Movie week on the Fiction Therapist continues with A Beautiful Mind.
Although John Nash, a brilliant mathematician suffering from schizophrenia, knows his hallucinations won’t stop, he takes a moment to say goodbye to the characters created by his mind.
A Beautiful Mind. Directed by Ron Howard. Screenplay by Akiva Goldsman, based on A Beautiful Mind by Sylvia Nasar. Nominated for eight Academy awards and won four, including best picture.
An excellent example of acceptance appears in A Beautiful Mind, a 2001 movie about John Nash, a Nobel Prize winner in economics. The movie portrays his struggles with psychotic symptoms throughout his life. One of the powerful aspects of this movie is that the viewers see things from John Nash’s perspective and therefore get to experience what it’s like to be overwhelmed by images, thoughts, and feelings that are totally in his mind. As the movie progresses, the viewers, like the main character, experience a change in perspective as the hallucinations are revealed to be passengers on his bus (our wording). That is, the main character starts treating these very convincing, often flattering persons as characters convincing, often flattering persons as characters conjured up by his mind and not what they claim they are: an FBI agent recruiting him for a special assignment or a best friend who rescues him from his loneliness. In a very moving scene toward the end of the film, John tells the images, “I will not be able to speak to you anymore” and walks away. It is understood that although he will no longer be engaging in conversations with them, these characters created by his mind will continue to follow him.

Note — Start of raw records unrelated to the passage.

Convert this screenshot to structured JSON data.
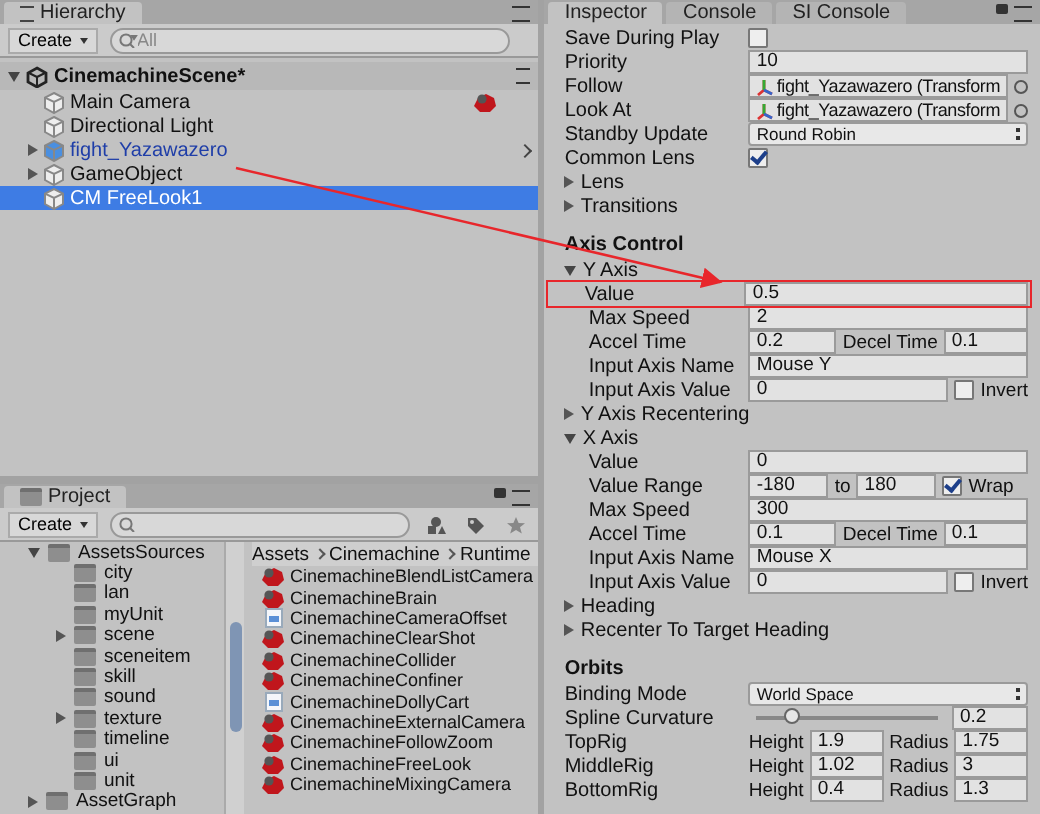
{
  "hierarchy": {
    "tab": "Hierarchy",
    "create": "Create",
    "search": {
      "placeholder": "All"
    },
    "scene": {
      "label": "CinemachineScene*",
      "expanded": true,
      "children": [
        {
          "label": "Main Camera",
          "kind": "gameobject",
          "component_icon": true,
          "selected": false
        },
        {
          "label": "Directional Light",
          "kind": "gameobject",
          "selected": false
        },
        {
          "label": "fight_Yazawazero",
          "kind": "prefab",
          "expanded": false,
          "selected": false
        },
        {
          "label": "GameObject",
          "kind": "gameobject",
          "expanded": false,
          "selected": false
        },
        {
          "label": "CM FreeLook1",
          "kind": "gameobject",
          "selected": true
        }
      ]
    }
  },
  "project": {
    "tab": "Project",
    "create": "Create",
    "folders": [
      {
        "label": "AssetsSources",
        "expanded": true,
        "children": [
          {
            "label": "city"
          },
          {
            "label": "lan"
          },
          {
            "label": "myUnit"
          },
          {
            "label": "scene",
            "expanded": false
          },
          {
            "label": "sceneitem"
          },
          {
            "label": "skill"
          },
          {
            "label": "sound"
          },
          {
            "label": "texture",
            "expanded": false
          },
          {
            "label": "timeline"
          },
          {
            "label": "ui"
          },
          {
            "label": "unit"
          }
        ]
      },
      {
        "label": "AssetGraph",
        "expanded": false
      }
    ],
    "breadcrumb": [
      "Assets",
      "Cinemachine",
      "Runtime"
    ],
    "files": [
      {
        "label": "CinemachineBlendListCamera",
        "kind": "component"
      },
      {
        "label": "CinemachineBrain",
        "kind": "component"
      },
      {
        "label": "CinemachineCameraOffset",
        "kind": "script"
      },
      {
        "label": "CinemachineClearShot",
        "kind": "component"
      },
      {
        "label": "CinemachineCollider",
        "kind": "component"
      },
      {
        "label": "CinemachineConfiner",
        "kind": "component"
      },
      {
        "label": "CinemachineDollyCart",
        "kind": "script"
      },
      {
        "label": "CinemachineExternalCamera",
        "kind": "component"
      },
      {
        "label": "CinemachineFollowZoom",
        "kind": "component"
      },
      {
        "label": "CinemachineFreeLook",
        "kind": "component"
      },
      {
        "label": "CinemachineMixingCamera",
        "kind": "component"
      }
    ]
  },
  "inspector": {
    "tabs": [
      {
        "label": "Inspector",
        "selected": true
      },
      {
        "label": "Console",
        "selected": false
      },
      {
        "label": "SI Console",
        "selected": false
      }
    ],
    "rows": [
      {
        "kind": "toggle",
        "label": "Save During Play",
        "checked": false
      },
      {
        "kind": "field",
        "label": "Priority",
        "value": "10"
      },
      {
        "kind": "object",
        "label": "Follow",
        "value": "fight_Yazawazero (Transform"
      },
      {
        "kind": "object",
        "label": "Look At",
        "value": "fight_Yazawazero (Transform"
      },
      {
        "kind": "dropdown",
        "label": "Standby Update",
        "value": "Round Robin"
      },
      {
        "kind": "toggle",
        "label": "Common Lens",
        "checked": true
      },
      {
        "kind": "foldout",
        "label": "Lens",
        "expanded": false
      },
      {
        "kind": "foldout",
        "label": "Transitions",
        "expanded": false
      },
      {
        "kind": "header",
        "label": "Axis Control"
      },
      {
        "kind": "foldout",
        "label": "Y Axis",
        "expanded": true,
        "children": [
          {
            "kind": "field",
            "label": "Value",
            "value": "0.5",
            "highlighted": true
          },
          {
            "kind": "field",
            "label": "Max Speed",
            "value": "2"
          },
          {
            "kind": "pair",
            "label": "Accel Time",
            "value": "0.2",
            "label2": "Decel Time",
            "value2": "0.1"
          },
          {
            "kind": "field",
            "label": "Input Axis Name",
            "value": "Mouse Y"
          },
          {
            "kind": "field-toggle",
            "label": "Input Axis Value",
            "value": "0",
            "toggle_label": "Invert",
            "checked": false
          }
        ]
      },
      {
        "kind": "foldout",
        "label": "Y Axis Recentering",
        "expanded": false
      },
      {
        "kind": "foldout",
        "label": "X Axis",
        "expanded": true,
        "children": [
          {
            "kind": "field",
            "label": "Value",
            "value": "0"
          },
          {
            "kind": "range",
            "label": "Value Range",
            "value": "-180",
            "separator": "to",
            "value2": "180",
            "toggle_label": "Wrap",
            "checked": true
          },
          {
            "kind": "field",
            "label": "Max Speed",
            "value": "300"
          },
          {
            "kind": "pair",
            "label": "Accel Time",
            "value": "0.1",
            "label2": "Decel Time",
            "value2": "0.1"
          },
          {
            "kind": "field",
            "label": "Input Axis Name",
            "value": "Mouse X"
          },
          {
            "kind": "field-toggle",
            "label": "Input Axis Value",
            "value": "0",
            "toggle_label": "Invert",
            "checked": false
          }
        ]
      },
      {
        "kind": "foldout",
        "label": "Heading",
        "expanded": false
      },
      {
        "kind": "foldout",
        "label": "Recenter To Target Heading",
        "expanded": false
      },
      {
        "kind": "header",
        "label": "Orbits"
      },
      {
        "kind": "dropdown",
        "label": "Binding Mode",
        "value": "World Space"
      },
      {
        "kind": "slider",
        "label": "Spline Curvature",
        "level": 0.2,
        "value": "0.2"
      },
      {
        "kind": "rig",
        "label": "TopRig",
        "label2": "Height",
        "value": "1.9",
        "label3": "Radius",
        "value2": "1.75"
      },
      {
        "kind": "rig",
        "label": "MiddleRig",
        "label2": "Height",
        "value": "1.02",
        "label3": "Radius",
        "value2": "3"
      },
      {
        "kind": "rig",
        "label": "BottomRig",
        "label2": "Height",
        "value": "0.4",
        "label3": "Radius",
        "value2": "1.3"
      }
    ]
  }
}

Victoria M. Follette and Jacqueline Pistorello. Finding Life Beyond Trauma: Using Acceptance and Commitment Therapy to Heal from Post-traumatic Stress and Trauma-related Problems.